Problem: Search the entries for the word "author". Copy every line where it turns up.

=== Material to process ===

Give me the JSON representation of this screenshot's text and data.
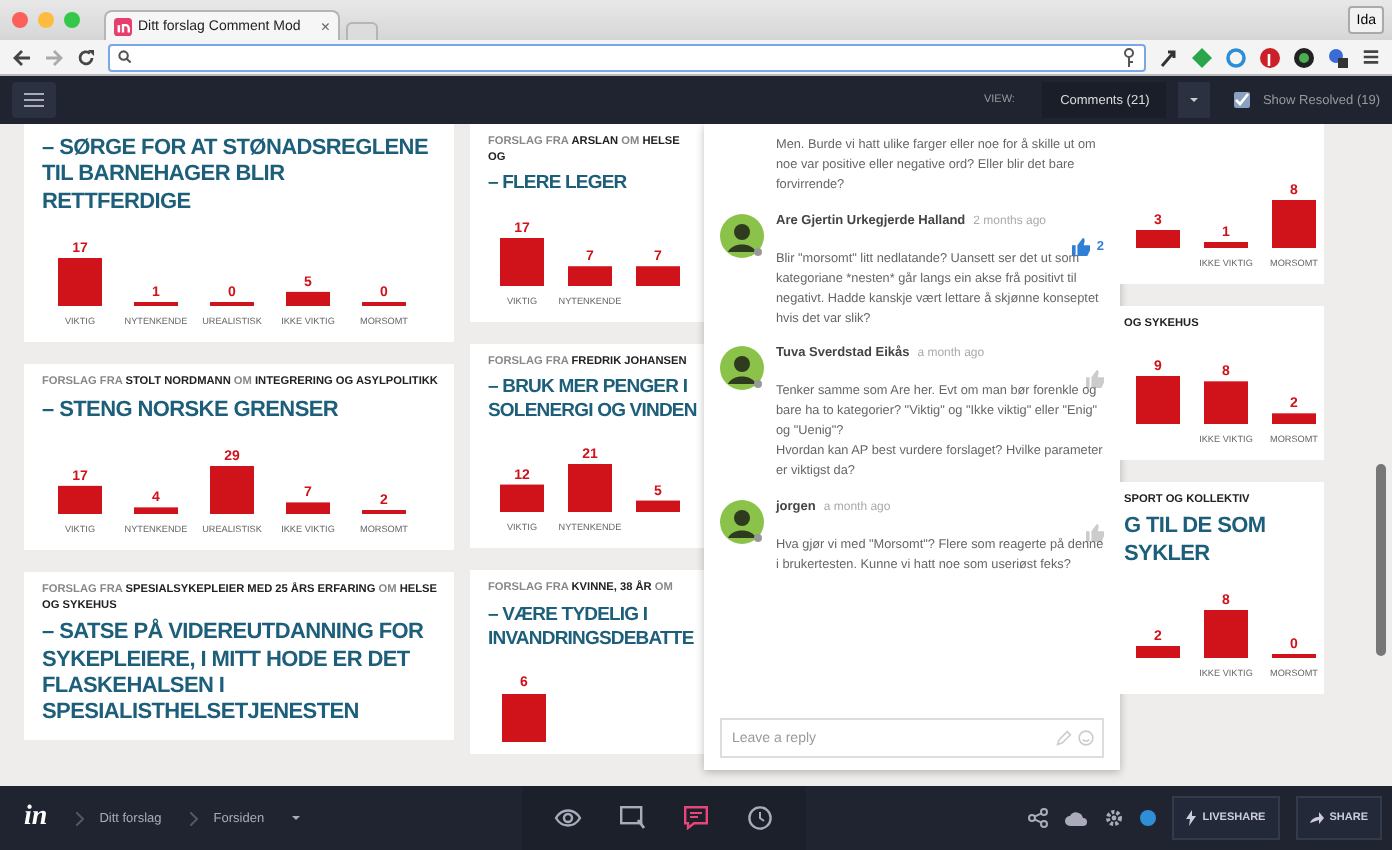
{
  "browser": {
    "tab": {
      "title": "Ditt forslag Comment Mod",
      "close": "×"
    },
    "profile": "Ida"
  },
  "toolbar": {
    "view_label": "VIEW:",
    "view_select": "Comments (21)",
    "show_resolved": {
      "label": "Show Resolved (19)",
      "checked": true
    }
  },
  "columns": [
    {
      "cards": [
        {
          "title": "– SØRGE FOR AT STØNADSREGLENE TIL BARNEHAGER BLIR RETTFERDIGE",
          "chart_data": {
            "type": "bar",
            "categories": [
              "VIKTIG",
              "NYTENKENDE",
              "UREALISTISK",
              "IKKE VIKTIG",
              "MORSOMT"
            ],
            "values": [
              17,
              1,
              0,
              5,
              0
            ],
            "data_labels": true
          }
        },
        {
          "header": "FORSLAG FRA **STOLT NORDMANN** OM **INTEGRERING OG ASYLPOLITIKK**",
          "title": "– STENG NORSKE GRENSER",
          "chart_data": {
            "type": "bar",
            "categories": [
              "VIKTIG",
              "NYTENKENDE",
              "UREALISTISK",
              "IKKE VIKTIG",
              "MORSOMT"
            ],
            "values": [
              17,
              4,
              29,
              7,
              2
            ],
            "data_labels": true
          }
        },
        {
          "header": "FORSLAG FRA **SPESIALSYKEPLEIER MED 25 ÅRS ERFARING** OM **HELSE OG SYKEHUS**",
          "title": "– SATSE PÅ VIDEREUTDANNING FOR SYKEPLEIERE, I MITT HODE ER DET FLASKEHALSEN I SPESIALISTHELSETJENESTEN"
        }
      ]
    },
    {
      "cards": [
        {
          "header": "FORSLAG FRA **ARSLAN** OM **HELSE OG**",
          "title": "– FLERE LEGER",
          "chart_data": {
            "type": "bar",
            "categories": [
              "VIKTIG",
              "NYTENKENDE",
              null
            ],
            "values": [
              17,
              7,
              7
            ],
            "data_labels": true
          }
        },
        {
          "header": "FORSLAG FRA **FREDRIK JOHANSEN**",
          "title": "– BRUK MER PENGER I SOLENERGI OG VINDEN",
          "chart_data": {
            "type": "bar",
            "categories": [
              "VIKTIG",
              "NYTENKENDE",
              null
            ],
            "values": [
              12,
              21,
              5
            ],
            "data_labels": true
          }
        },
        {
          "header": "FORSLAG FRA **KVINNE, 38 ÅR** OM",
          "title": "– VÆRE TYDELIG I INVANDRINGSDEBATTE",
          "bar_value": "6"
        }
      ]
    },
    {
      "cards": [
        {
          "chart_data": {
            "type": "bar",
            "categories": [
              null,
              "IKKE VIKTIG",
              "MORSOMT"
            ],
            "values": [
              3,
              1,
              8
            ],
            "data_labels": true
          }
        },
        {
          "header": "**OG SYKEHUS**",
          "chart_data": {
            "type": "bar",
            "categories": [
              null,
              "IKKE VIKTIG",
              "MORSOMT"
            ],
            "values": [
              9,
              8,
              2
            ],
            "data_labels": true
          }
        },
        {
          "header": "**SPORT OG KOLLEKTIV**",
          "title": "G TIL DE SOM SYKLER",
          "chart_data": {
            "type": "bar",
            "categories": [
              null,
              "IKKE VIKTIG",
              "MORSOMT"
            ],
            "values": [
              2,
              8,
              0
            ],
            "data_labels": true
          }
        }
      ]
    }
  ],
  "comments": {
    "items": [
      {
        "text": "Men. Burde vi hatt ulike farger eller noe for å skille ut om noe var positive eller negative ord? Eller blir det bare forvirrende?"
      },
      {
        "author": "Are Gjertin Urkegjerde Halland",
        "time": "2 months ago",
        "likes": "2",
        "text": "Blir \"morsomt\" litt nedlatande? Uansett ser det ut som kategoriane *nesten* går langs ein akse frå positivt til negativt. Hadde kanskje vært lettare å skjønne konseptet hvis det var slik?"
      },
      {
        "author": "Tuva Sverdstad Eikås",
        "time": "a month ago",
        "text": "Tenker samme som Are her. Evt om man bør forenkle og bare ha to kategorier? \"Viktig\" og \"Ikke viktig\" eller \"Enig\" og \"Uenig\"?\nHvordan kan AP best vurdere forslaget? Hvilke parameter er viktigst da?"
      },
      {
        "author": "jorgen",
        "time": "a month ago",
        "text": "Hva gjør vi med \"Morsomt\"? Flere som reagerte på denne i brukertesten. Kunne vi hatt noe som useriøst feks?"
      }
    ],
    "reply_placeholder": "Leave a reply"
  },
  "bottom_bar": {
    "logo": "in",
    "breadcrumbs": [
      "Ditt forslag",
      "Forsiden"
    ],
    "tools": [
      {
        "kind": "preview",
        "selected": false
      },
      {
        "kind": "build",
        "selected": false
      },
      {
        "kind": "comment",
        "selected": true
      },
      {
        "kind": "history",
        "selected": false
      }
    ],
    "buttons": [
      {
        "kind": "liveshare",
        "label": "LIVESHARE"
      },
      {
        "kind": "share",
        "label": "SHARE"
      }
    ]
  }
}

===

The answer:
        "author": "Are Gjertin Urkegjerde Halland",
        "author": "Tuva Sverdstad Eikås",
        "author": "jorgen",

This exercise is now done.